[Data records for software interfaces]
────────

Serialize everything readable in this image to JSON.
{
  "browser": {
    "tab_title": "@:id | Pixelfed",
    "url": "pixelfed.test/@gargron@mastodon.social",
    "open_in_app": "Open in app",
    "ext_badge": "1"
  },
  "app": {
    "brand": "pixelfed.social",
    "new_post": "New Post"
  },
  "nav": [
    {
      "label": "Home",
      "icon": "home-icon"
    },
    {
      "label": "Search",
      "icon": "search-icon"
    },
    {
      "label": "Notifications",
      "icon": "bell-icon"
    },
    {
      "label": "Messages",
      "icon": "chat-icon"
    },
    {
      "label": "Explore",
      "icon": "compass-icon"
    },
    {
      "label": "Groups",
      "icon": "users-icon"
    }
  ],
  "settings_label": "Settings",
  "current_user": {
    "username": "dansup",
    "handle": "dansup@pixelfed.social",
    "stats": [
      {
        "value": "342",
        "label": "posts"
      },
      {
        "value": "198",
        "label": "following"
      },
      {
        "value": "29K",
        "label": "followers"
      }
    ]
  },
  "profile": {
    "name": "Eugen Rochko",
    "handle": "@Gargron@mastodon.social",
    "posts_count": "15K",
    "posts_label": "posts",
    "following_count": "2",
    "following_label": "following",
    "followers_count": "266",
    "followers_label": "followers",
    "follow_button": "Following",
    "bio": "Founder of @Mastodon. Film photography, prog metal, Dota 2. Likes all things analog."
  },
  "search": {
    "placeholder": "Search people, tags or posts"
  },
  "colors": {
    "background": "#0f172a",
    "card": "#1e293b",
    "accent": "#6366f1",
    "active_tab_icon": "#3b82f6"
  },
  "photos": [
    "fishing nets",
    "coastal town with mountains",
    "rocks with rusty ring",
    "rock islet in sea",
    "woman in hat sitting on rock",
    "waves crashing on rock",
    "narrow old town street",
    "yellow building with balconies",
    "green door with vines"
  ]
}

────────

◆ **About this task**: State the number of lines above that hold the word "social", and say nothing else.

◆ **Output of the task**: 4